[Recorded data]
------

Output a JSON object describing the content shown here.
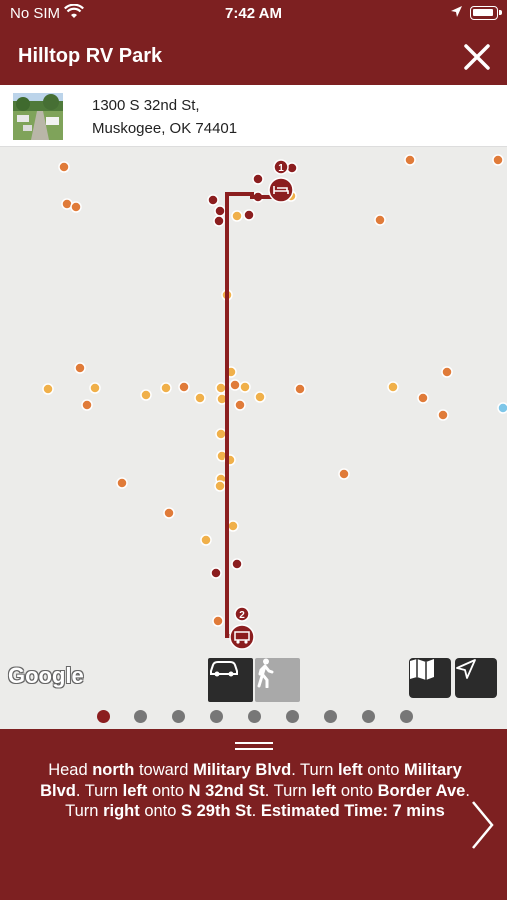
{
  "status_bar": {
    "carrier": "No SIM",
    "time": "7:42 AM"
  },
  "header": {
    "title": "Hilltop RV Park"
  },
  "address": {
    "line1": "1300 S 32nd St,",
    "line2": "Muskogee, OK 74401"
  },
  "map": {
    "provider_logo": "Google",
    "markers": [
      {
        "label": "1",
        "icon": "bed-icon"
      },
      {
        "label": "2",
        "icon": "rv-icon"
      }
    ]
  },
  "travel_modes": [
    {
      "name": "car-icon",
      "active": true
    },
    {
      "name": "walk-icon",
      "active": false
    }
  ],
  "map_controls": [
    {
      "name": "map-icon"
    },
    {
      "name": "navigation-arrow-icon"
    }
  ],
  "pagination": {
    "count": 9,
    "active_index": 0
  },
  "directions": {
    "segments": [
      {
        "t": "Head ",
        "b": false
      },
      {
        "t": "north",
        "b": true
      },
      {
        "t": " toward ",
        "b": false
      },
      {
        "t": "Military Blvd",
        "b": true
      },
      {
        "t": ". Turn ",
        "b": false
      },
      {
        "t": "left",
        "b": true
      },
      {
        "t": " onto ",
        "b": false
      },
      {
        "t": "Military Blvd",
        "b": true
      },
      {
        "t": ". Turn ",
        "b": false
      },
      {
        "t": "left",
        "b": true
      },
      {
        "t": " onto ",
        "b": false
      },
      {
        "t": "N 32nd St",
        "b": true
      },
      {
        "t": ". Turn ",
        "b": false
      },
      {
        "t": "left",
        "b": true
      },
      {
        "t": " onto ",
        "b": false
      },
      {
        "t": "Border Ave",
        "b": true
      },
      {
        "t": ". Turn ",
        "b": false
      },
      {
        "t": "right",
        "b": true
      },
      {
        "t": " onto ",
        "b": false
      },
      {
        "t": "S 29th St",
        "b": true
      },
      {
        "t": ". ",
        "b": false
      }
    ],
    "estimated_time": "Estimated Time: 7 mins"
  },
  "colors": {
    "brand": "#7d2021",
    "route": "#8b1e1f",
    "poi_orange": "#e07b39",
    "poi_yellow": "#f0b04a",
    "poi_red": "#c0392b"
  }
}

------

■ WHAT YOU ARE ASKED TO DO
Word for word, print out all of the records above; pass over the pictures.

■ THE COMPLETED TASK
Output a JSON object describing the content shown here.
{
  "status_bar": {
    "carrier": "No SIM",
    "time": "7:42 AM"
  },
  "header": {
    "title": "Hilltop RV Park"
  },
  "address": {
    "line1": "1300 S 32nd St,",
    "line2": "Muskogee, OK 74401"
  },
  "map": {
    "provider_logo": "Google",
    "markers": [
      {
        "label": "1",
        "icon": "bed-icon"
      },
      {
        "label": "2",
        "icon": "rv-icon"
      }
    ]
  },
  "travel_modes": [
    {
      "name": "car-icon",
      "active": true
    },
    {
      "name": "walk-icon",
      "active": false
    }
  ],
  "map_controls": [
    {
      "name": "map-icon"
    },
    {
      "name": "navigation-arrow-icon"
    }
  ],
  "pagination": {
    "count": 9,
    "active_index": 0
  },
  "directions": {
    "segments": [
      {
        "t": "Head ",
        "b": false
      },
      {
        "t": "north",
        "b": true
      },
      {
        "t": " toward ",
        "b": false
      },
      {
        "t": "Military Blvd",
        "b": true
      },
      {
        "t": ". Turn ",
        "b": false
      },
      {
        "t": "left",
        "b": true
      },
      {
        "t": " onto ",
        "b": false
      },
      {
        "t": "Military Blvd",
        "b": true
      },
      {
        "t": ". Turn ",
        "b": false
      },
      {
        "t": "left",
        "b": true
      },
      {
        "t": " onto ",
        "b": false
      },
      {
        "t": "N 32nd St",
        "b": true
      },
      {
        "t": ". Turn ",
        "b": false
      },
      {
        "t": "left",
        "b": true
      },
      {
        "t": " onto ",
        "b": false
      },
      {
        "t": "Border Ave",
        "b": true
      },
      {
        "t": ". Turn ",
        "b": false
      },
      {
        "t": "right",
        "b": true
      },
      {
        "t": " onto ",
        "b": false
      },
      {
        "t": "S 29th St",
        "b": true
      },
      {
        "t": ". ",
        "b": false
      }
    ],
    "estimated_time": "Estimated Time: 7 mins"
  },
  "colors": {
    "brand": "#7d2021",
    "route": "#8b1e1f",
    "poi_orange": "#e07b39",
    "poi_yellow": "#f0b04a",
    "poi_red": "#c0392b"
  }
}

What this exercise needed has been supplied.